Exercise objective
Look through the data below and return each line where "World" appears.

[Data items]
Segment Open

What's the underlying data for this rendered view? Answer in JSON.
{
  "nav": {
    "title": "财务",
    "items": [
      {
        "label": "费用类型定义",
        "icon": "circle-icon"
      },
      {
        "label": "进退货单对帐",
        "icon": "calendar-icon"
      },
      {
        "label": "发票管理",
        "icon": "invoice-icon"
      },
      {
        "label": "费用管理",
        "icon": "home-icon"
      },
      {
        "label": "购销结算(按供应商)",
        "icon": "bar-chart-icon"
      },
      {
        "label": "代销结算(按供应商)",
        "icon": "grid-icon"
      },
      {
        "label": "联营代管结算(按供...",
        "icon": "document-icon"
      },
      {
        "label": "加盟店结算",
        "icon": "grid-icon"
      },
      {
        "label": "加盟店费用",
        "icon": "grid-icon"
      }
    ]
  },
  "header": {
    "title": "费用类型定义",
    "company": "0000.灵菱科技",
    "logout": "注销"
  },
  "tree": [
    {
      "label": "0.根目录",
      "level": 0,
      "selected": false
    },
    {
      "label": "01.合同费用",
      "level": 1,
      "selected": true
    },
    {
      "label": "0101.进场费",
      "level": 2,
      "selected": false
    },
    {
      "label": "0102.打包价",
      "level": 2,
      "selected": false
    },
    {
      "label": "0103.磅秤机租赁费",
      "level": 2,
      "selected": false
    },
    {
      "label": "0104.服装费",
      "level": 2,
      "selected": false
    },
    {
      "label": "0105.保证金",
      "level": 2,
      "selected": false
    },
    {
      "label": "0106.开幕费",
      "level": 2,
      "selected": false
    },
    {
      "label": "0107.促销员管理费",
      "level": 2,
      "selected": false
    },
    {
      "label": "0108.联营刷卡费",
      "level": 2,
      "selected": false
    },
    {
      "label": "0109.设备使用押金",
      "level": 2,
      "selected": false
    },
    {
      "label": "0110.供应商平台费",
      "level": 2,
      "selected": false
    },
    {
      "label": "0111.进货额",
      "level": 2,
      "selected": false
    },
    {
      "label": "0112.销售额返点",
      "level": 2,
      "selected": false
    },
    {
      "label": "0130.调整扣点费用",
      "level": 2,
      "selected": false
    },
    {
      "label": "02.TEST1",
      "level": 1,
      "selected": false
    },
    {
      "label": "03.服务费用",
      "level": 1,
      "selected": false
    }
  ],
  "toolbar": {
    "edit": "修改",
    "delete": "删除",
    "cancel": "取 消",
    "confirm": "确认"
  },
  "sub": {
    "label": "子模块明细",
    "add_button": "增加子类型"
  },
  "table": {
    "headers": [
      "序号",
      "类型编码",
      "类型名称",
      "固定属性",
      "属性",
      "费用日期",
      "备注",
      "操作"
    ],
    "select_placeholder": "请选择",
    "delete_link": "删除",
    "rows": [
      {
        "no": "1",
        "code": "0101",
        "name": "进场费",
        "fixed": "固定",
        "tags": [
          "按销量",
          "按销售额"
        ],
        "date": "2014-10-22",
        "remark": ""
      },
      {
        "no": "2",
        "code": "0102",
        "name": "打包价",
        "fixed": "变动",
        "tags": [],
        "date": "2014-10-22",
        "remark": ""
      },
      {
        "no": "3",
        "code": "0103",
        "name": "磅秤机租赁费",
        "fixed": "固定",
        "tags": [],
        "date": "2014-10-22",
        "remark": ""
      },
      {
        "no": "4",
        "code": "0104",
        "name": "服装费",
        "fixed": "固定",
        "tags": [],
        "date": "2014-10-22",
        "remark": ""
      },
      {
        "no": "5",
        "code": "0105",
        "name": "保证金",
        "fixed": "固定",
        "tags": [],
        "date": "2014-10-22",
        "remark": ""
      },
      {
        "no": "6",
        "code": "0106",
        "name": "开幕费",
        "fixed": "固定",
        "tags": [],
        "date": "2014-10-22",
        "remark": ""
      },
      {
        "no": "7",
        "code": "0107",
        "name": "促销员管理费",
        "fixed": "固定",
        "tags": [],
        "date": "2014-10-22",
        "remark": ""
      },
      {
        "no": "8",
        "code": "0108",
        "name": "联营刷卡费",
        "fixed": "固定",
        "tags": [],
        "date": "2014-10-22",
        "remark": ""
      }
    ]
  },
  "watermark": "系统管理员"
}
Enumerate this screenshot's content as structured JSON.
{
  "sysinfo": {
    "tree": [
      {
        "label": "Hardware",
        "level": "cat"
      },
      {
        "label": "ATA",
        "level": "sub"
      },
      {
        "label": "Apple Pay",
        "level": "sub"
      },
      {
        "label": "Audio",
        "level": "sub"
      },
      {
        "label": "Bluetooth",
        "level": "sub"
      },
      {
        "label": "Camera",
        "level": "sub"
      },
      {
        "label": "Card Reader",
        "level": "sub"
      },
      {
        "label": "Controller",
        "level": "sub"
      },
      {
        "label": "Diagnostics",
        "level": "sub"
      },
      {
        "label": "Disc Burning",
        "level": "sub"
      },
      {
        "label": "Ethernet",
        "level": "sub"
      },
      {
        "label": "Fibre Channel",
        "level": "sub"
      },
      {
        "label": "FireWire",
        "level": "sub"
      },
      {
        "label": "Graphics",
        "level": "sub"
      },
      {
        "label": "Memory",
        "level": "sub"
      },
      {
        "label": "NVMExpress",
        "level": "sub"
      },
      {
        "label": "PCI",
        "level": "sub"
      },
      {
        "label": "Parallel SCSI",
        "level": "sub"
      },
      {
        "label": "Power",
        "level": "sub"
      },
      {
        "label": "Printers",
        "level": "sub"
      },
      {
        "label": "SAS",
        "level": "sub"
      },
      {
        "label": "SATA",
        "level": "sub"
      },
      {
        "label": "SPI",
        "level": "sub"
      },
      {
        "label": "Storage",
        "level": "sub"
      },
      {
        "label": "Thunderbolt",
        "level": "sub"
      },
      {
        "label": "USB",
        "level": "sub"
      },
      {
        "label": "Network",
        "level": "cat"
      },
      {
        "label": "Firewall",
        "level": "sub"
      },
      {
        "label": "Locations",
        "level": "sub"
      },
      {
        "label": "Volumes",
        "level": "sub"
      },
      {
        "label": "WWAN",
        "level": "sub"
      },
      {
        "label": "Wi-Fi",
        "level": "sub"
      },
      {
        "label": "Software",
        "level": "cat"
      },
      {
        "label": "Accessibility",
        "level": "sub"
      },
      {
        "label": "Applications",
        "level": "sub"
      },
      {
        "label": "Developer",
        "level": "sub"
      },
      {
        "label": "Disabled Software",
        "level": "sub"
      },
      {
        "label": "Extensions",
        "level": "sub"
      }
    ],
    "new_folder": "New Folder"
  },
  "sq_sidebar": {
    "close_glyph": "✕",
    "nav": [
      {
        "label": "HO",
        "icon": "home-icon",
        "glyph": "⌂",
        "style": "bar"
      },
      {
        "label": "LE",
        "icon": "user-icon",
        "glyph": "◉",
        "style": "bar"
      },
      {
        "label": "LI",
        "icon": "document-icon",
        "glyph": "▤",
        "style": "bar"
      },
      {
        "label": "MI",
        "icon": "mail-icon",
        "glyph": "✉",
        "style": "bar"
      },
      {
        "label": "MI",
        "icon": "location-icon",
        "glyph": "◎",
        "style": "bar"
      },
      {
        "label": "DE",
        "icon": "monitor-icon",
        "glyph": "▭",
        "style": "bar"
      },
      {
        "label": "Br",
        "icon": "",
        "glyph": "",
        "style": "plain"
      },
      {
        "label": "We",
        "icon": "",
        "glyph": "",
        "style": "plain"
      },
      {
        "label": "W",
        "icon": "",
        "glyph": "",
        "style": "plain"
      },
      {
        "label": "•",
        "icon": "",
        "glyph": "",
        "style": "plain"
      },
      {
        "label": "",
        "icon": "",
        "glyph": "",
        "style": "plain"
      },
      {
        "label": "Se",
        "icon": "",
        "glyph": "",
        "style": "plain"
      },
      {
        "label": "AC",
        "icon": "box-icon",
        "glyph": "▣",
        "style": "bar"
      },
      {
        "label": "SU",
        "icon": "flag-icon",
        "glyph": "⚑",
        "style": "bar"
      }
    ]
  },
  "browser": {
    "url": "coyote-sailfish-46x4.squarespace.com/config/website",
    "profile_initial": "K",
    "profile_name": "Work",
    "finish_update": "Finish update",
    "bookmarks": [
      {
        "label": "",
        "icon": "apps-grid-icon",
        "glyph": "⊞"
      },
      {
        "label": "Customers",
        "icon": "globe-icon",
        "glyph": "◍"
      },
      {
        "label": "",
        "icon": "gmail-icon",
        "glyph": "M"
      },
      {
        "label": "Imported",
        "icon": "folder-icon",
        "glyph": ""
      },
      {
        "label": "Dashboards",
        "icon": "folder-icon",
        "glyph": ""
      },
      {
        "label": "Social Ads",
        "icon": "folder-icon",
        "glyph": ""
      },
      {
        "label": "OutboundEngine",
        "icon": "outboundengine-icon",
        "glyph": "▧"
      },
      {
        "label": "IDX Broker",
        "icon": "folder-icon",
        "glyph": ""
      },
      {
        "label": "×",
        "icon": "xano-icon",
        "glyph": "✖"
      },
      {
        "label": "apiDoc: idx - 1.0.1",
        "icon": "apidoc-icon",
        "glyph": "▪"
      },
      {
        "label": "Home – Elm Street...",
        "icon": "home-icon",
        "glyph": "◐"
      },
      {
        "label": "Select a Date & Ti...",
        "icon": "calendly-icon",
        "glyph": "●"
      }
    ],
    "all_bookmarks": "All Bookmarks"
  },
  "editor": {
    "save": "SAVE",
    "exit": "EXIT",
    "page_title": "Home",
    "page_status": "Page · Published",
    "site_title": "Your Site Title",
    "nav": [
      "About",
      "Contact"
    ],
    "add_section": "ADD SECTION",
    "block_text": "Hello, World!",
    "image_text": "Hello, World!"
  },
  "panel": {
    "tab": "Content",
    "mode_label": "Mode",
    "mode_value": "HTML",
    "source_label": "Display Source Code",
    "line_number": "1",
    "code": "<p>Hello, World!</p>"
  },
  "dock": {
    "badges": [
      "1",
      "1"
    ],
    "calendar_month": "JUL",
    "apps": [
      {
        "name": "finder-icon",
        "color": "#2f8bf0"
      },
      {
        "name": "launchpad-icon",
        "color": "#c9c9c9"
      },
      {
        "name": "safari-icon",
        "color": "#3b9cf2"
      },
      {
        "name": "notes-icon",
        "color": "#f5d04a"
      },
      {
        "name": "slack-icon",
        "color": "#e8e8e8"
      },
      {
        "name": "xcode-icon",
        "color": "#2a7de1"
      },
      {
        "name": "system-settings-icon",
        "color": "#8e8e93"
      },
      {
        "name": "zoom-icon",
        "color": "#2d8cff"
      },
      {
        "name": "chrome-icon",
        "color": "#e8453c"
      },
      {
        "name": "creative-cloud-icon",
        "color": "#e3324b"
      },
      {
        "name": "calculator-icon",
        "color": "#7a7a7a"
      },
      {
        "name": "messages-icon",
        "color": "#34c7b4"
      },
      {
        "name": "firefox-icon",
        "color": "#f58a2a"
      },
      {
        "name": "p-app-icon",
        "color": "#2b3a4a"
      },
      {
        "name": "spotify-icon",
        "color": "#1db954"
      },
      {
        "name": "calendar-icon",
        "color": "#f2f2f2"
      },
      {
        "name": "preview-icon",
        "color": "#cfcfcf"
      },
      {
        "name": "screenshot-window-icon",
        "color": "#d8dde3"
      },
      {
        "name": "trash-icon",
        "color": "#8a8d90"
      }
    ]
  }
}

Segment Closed

Reply
    "block_text": "Hello, World!",
    "image_text": "Hello, World!"
    "code": "<p>Hello, World!</p>"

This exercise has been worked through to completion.